But maybe that me would have been too shallow to be worth much without all these crappy experiences I have survived. And the better experiences that eventually grew from them.

Who knows? Nobody.

Playing the what-if game outside of fiction leads to madness.

I still worry, wonder, regret, rage, fear. And wonder if I’ll have time to make my voice heard widely, to grow into a respected creative voice the way Carrie Fisher did. To make that kind of impact, one that will last many, many years after her untimely departure. I don’t know. It took her a lifetime, didn’t it?

Maybe I can. Maybe I won’t.

But when the worry and regret perch ravenlike in the dark corners behind me, I remind myself that it doesn’t matter.

I have no time for cowards anymore, whether they are Luke Skywalker or the Ghost of S.A. Barton Past. But I do, in that undying spark of stubborn optimism that hides under my pessimism, believe there’s a chance to be better today, and every today until the todays stop coming, and to find success.


Relax, Writer!


Poor Bodhidharma is really getting a workout.


I have a certain amount of trouble relaxing. Burning some nice incense is one of many ways I attempt to deal with that; as you can see, my incense burning dish really gets a workout.


It’s more than a problem relaxing. It’s a manifestation of my inner perfectionist. I have seen other writers mention their own perfectionism, and it usually relates to editing and re-editing their written work into oblivion, and them being afraid to let it out into the world, terrified that there will be an error they’ve missed, or an imperfect expression.


That’s a concern that I share, though not strongly. Of course I worry that I’m sending a story out to an editor or into self-published distribution with a glaring mistake, a gaping plot hole, a patch of ludicrously overwrought prose, or something similarly embarrassing. But it’s not a huge worry for me. I can hit the ‘send’ or ‘publish’ button without losing sleep.
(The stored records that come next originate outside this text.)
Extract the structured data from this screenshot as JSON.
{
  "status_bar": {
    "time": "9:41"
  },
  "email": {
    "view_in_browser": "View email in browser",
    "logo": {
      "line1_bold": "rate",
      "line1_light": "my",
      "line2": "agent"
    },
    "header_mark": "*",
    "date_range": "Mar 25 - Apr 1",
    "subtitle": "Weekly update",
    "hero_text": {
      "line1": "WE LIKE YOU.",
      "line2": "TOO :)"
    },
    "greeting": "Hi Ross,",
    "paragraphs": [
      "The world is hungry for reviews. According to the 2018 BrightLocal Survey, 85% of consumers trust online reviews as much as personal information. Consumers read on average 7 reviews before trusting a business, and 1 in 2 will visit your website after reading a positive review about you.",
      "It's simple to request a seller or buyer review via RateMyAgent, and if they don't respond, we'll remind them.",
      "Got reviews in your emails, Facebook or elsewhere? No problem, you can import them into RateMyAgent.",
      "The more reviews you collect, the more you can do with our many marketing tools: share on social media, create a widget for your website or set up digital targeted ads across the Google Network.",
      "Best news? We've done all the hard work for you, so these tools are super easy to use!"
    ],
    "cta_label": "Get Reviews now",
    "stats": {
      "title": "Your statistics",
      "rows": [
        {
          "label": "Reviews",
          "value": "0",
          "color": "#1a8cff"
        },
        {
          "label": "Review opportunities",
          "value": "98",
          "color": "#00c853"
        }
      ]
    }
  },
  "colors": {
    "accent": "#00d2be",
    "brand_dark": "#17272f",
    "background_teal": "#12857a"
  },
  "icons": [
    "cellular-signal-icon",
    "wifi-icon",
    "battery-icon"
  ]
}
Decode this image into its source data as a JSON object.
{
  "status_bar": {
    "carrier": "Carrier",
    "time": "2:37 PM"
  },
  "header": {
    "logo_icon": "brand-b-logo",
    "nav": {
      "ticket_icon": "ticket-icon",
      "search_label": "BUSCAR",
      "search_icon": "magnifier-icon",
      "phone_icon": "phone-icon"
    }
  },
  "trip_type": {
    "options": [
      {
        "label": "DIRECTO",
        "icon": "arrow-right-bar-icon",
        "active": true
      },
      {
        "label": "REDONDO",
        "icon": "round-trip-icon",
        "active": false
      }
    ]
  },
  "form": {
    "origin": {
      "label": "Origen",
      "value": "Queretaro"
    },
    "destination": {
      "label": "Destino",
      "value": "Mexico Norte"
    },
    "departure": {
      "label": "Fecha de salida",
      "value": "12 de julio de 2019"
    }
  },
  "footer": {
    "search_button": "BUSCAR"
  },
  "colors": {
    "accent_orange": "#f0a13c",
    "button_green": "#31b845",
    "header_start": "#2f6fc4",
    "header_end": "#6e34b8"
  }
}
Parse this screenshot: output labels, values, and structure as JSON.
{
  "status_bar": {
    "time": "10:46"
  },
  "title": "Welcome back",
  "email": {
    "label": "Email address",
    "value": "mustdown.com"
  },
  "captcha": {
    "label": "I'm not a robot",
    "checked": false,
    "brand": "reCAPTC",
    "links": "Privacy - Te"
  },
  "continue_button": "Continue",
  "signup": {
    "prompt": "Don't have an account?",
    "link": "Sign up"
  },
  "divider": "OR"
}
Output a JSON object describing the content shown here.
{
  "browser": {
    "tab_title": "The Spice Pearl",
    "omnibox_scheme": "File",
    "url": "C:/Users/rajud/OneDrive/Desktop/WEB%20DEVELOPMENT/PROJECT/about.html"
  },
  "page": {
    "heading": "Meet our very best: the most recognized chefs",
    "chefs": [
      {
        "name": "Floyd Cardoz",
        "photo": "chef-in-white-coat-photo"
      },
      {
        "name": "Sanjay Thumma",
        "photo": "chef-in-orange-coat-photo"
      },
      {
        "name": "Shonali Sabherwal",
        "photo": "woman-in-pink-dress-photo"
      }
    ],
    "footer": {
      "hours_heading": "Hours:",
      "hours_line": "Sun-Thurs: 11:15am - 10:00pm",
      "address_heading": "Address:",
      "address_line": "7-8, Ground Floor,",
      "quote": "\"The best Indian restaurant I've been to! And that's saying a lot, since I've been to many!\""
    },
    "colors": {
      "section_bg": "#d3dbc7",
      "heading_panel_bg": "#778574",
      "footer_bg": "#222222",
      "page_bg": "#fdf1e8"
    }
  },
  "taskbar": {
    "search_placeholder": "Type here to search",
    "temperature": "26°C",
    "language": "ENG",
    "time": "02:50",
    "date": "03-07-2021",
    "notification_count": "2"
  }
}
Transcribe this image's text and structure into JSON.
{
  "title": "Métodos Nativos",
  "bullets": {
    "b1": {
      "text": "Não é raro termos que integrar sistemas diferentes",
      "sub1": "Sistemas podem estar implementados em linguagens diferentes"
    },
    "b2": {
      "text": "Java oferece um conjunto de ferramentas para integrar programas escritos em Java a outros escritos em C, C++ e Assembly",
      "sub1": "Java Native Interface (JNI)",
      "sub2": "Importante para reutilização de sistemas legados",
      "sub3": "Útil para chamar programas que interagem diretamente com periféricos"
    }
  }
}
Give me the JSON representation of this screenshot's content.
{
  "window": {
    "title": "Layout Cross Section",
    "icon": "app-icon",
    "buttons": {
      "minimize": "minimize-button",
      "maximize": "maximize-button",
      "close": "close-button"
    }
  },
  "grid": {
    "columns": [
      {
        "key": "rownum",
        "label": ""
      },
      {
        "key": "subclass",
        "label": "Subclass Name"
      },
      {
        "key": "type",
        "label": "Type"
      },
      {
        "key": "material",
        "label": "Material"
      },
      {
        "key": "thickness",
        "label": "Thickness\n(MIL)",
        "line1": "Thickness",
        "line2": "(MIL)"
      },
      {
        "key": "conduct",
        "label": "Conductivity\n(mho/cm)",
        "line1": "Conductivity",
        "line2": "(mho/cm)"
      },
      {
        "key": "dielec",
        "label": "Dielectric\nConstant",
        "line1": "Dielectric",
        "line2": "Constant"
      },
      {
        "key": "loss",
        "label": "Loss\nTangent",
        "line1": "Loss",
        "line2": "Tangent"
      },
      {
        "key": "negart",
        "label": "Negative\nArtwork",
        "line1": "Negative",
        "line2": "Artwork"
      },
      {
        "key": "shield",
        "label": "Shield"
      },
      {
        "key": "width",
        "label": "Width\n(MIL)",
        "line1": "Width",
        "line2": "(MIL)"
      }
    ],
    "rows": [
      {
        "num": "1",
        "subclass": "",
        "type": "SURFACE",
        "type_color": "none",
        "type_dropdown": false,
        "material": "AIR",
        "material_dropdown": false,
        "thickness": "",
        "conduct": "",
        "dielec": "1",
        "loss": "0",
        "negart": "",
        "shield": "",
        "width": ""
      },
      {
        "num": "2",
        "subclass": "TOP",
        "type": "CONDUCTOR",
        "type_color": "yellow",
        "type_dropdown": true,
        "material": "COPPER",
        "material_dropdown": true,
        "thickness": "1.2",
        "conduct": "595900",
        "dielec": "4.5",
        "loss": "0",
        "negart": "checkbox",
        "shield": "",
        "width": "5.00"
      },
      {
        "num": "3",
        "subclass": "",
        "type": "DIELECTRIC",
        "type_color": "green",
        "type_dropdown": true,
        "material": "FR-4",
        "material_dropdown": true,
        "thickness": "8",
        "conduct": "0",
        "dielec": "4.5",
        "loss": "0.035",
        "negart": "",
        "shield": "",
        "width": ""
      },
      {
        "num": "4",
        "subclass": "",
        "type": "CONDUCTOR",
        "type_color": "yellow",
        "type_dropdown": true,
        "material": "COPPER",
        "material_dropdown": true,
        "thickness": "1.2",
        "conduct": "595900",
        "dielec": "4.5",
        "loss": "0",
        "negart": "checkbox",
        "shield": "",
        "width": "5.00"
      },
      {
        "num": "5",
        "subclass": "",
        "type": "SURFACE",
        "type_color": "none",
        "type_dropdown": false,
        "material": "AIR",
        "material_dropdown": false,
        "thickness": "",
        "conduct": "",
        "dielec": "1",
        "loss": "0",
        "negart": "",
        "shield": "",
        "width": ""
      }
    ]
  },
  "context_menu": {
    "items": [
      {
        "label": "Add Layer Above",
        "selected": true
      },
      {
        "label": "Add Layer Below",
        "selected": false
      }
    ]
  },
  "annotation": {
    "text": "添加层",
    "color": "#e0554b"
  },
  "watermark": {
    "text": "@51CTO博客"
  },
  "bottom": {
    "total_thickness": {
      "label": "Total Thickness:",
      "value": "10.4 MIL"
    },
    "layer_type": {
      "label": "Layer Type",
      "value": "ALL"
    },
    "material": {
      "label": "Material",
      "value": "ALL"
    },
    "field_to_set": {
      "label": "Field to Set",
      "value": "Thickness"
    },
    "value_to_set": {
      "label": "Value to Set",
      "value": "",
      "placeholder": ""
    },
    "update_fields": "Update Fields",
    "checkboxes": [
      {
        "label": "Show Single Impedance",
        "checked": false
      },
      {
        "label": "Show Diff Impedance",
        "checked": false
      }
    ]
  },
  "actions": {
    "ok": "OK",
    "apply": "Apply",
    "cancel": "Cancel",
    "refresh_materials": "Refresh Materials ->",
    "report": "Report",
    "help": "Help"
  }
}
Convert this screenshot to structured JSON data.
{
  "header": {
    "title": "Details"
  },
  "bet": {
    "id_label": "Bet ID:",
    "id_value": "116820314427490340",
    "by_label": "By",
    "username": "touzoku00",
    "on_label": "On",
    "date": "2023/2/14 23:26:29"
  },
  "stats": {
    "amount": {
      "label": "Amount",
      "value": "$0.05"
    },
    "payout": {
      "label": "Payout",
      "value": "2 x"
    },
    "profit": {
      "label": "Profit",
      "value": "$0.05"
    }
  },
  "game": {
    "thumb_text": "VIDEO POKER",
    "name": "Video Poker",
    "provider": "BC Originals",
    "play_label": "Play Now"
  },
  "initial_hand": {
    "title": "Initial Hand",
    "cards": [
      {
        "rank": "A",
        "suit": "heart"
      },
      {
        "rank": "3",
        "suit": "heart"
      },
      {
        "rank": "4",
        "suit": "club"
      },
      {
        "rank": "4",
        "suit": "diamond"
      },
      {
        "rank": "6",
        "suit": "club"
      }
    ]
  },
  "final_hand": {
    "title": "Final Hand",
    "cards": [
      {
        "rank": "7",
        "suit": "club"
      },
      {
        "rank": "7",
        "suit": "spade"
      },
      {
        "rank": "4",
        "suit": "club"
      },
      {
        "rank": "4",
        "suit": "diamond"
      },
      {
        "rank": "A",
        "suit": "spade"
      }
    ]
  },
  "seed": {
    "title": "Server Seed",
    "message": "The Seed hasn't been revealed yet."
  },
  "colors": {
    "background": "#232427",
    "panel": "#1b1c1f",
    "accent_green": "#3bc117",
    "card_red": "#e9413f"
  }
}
For me, it’s about feeling that I’m not doing enough. When I have a great writing week and produce a ton of good work, I end up thinking about how much more I could have produced if I had somehow made more time for writing. When I have a crappy week, I feel like I’m Atlas and I’ve just dropped the world on my toe, and it has promptly rolled away threatening to flatten a bus full of nuns or something. It’s just terrible.


And it’s counterproductive. My gawd, it’s counterproductive. I’ve lost sleep over the perception of lost writing production or lost brainstorming time (and therefore lost ideas), then spent the next day feeling crappy and sluggish because I haven’t had enough sleep, which means that I produce little or nothing that day, which means that I feel even worse about my now two-day-old string of lousy production, which means…


Vicious circle.


Worrying about how much more I could do leads to doing less. It’s really very simple.


It’s another thing altogether to remember this when I’m feeling like I’m not doing enough. But I keep reminding myself, and I get a little better –a little, tiny bit better– as time passes.


I figure by the time I’m 150 I should have this whole ‘relaxing properly’ thing down pat.